◆ AIM OF THE EXERCISE
Would you repeat all of the records underneath, exactly as written?

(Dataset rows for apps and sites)
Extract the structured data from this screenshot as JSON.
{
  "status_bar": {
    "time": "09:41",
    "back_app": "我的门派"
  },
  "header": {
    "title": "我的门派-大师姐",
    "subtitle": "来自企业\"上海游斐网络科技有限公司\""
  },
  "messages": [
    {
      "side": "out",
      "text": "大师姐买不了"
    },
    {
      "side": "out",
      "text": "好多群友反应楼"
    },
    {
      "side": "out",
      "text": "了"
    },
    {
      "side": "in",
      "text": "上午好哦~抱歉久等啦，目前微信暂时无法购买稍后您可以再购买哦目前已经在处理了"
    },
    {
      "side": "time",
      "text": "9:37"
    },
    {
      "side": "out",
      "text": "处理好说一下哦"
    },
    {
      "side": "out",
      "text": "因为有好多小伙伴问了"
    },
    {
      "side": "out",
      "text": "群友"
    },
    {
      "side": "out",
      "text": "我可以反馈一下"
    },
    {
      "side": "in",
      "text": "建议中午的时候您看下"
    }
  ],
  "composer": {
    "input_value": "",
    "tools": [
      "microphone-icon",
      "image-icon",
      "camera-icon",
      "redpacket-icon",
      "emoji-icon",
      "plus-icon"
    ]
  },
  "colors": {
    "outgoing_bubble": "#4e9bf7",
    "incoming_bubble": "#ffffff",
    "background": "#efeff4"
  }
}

◆ TASK RESPONSE
Extract the structured data from this screenshot as JSON.
{
  "status_bar": {
    "time": "09:41",
    "back_app": "我的门派"
  },
  "header": {
    "title": "我的门派-大师姐",
    "subtitle": "来自企业\"上海游斐网络科技有限公司\""
  },
  "messages": [
    {
      "side": "out",
      "text": "大师姐买不了"
    },
    {
      "side": "out",
      "text": "好多群友反应楼"
    },
    {
      "side": "out",
      "text": "了"
    },
    {
      "side": "in",
      "text": "上午好哦~抱歉久等啦，目前微信暂时无法购买稍后您可以再购买哦目前已经在处理了"
    },
    {
      "side": "time",
      "text": "9:37"
    },
    {
      "side": "out",
      "text": "处理好说一下哦"
    },
    {
      "side": "out",
      "text": "因为有好多小伙伴问了"
    },
    {
      "side": "out",
      "text": "群友"
    },
    {
      "side": "out",
      "text": "我可以反馈一下"
    },
    {
      "side": "in",
      "text": "建议中午的时候您看下"
    }
  ],
  "composer": {
    "input_value": "",
    "tools": [
      "microphone-icon",
      "image-icon",
      "camera-icon",
      "redpacket-icon",
      "emoji-icon",
      "plus-icon"
    ]
  },
  "colors": {
    "outgoing_bubble": "#4e9bf7",
    "incoming_bubble": "#ffffff",
    "background": "#efeff4"
  }
}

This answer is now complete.